Problem to solve:
Pictures aside, repeat all the entries below exactly as they appear.

Supplied records:
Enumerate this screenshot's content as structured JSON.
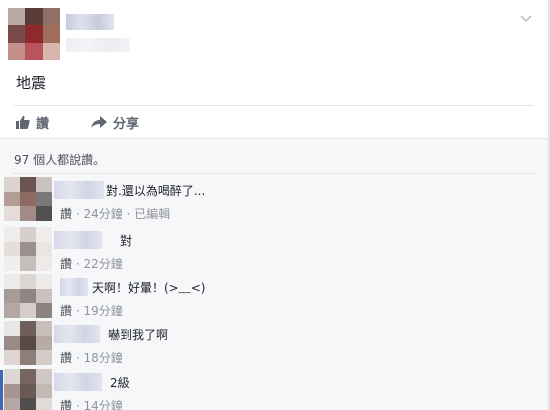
{
  "post": {
    "text": "地震",
    "actions": {
      "like_label": "讚",
      "share_label": "分享"
    }
  },
  "comments_section": {
    "likes_summary": "97 個人都說讚。",
    "comments": [
      {
        "text": "對.還以為喝醉了...",
        "like_label": "讚",
        "time": "24分鐘",
        "edited": "已編輯"
      },
      {
        "text": "對",
        "like_label": "讚",
        "time": "22分鐘"
      },
      {
        "text": "天啊！好暈！(>﹏<)",
        "like_label": "讚",
        "time": "19分鐘"
      },
      {
        "text": "嚇到我了啊",
        "like_label": "讚",
        "time": "18分鐘"
      },
      {
        "text": "2級",
        "like_label": "讚",
        "time": "14分鐘"
      }
    ]
  },
  "colors": {
    "accent": "#4267b2",
    "meta_text": "#90949c",
    "body_text": "#1d2129"
  },
  "icons": [
    "chevron-down-icon",
    "thumbs-up-icon",
    "share-arrow-icon",
    "avatar"
  ]
}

Response area:
Enumerate this screenshot's content as structured JSON.
{
  "post": {
    "text": "地震",
    "actions": {
      "like_label": "讚",
      "share_label": "分享"
    }
  },
  "comments_section": {
    "likes_summary": "97 個人都說讚。",
    "comments": [
      {
        "text": "對.還以為喝醉了...",
        "like_label": "讚",
        "time": "24分鐘",
        "edited": "已編輯"
      },
      {
        "text": "對",
        "like_label": "讚",
        "time": "22分鐘"
      },
      {
        "text": "天啊！好暈！(>﹏<)",
        "like_label": "讚",
        "time": "19分鐘"
      },
      {
        "text": "嚇到我了啊",
        "like_label": "讚",
        "time": "18分鐘"
      },
      {
        "text": "2級",
        "like_label": "讚",
        "time": "14分鐘"
      }
    ]
  },
  "colors": {
    "accent": "#4267b2",
    "meta_text": "#90949c",
    "body_text": "#1d2129"
  },
  "icons": [
    "chevron-down-icon",
    "thumbs-up-icon",
    "share-arrow-icon",
    "avatar"
  ]
}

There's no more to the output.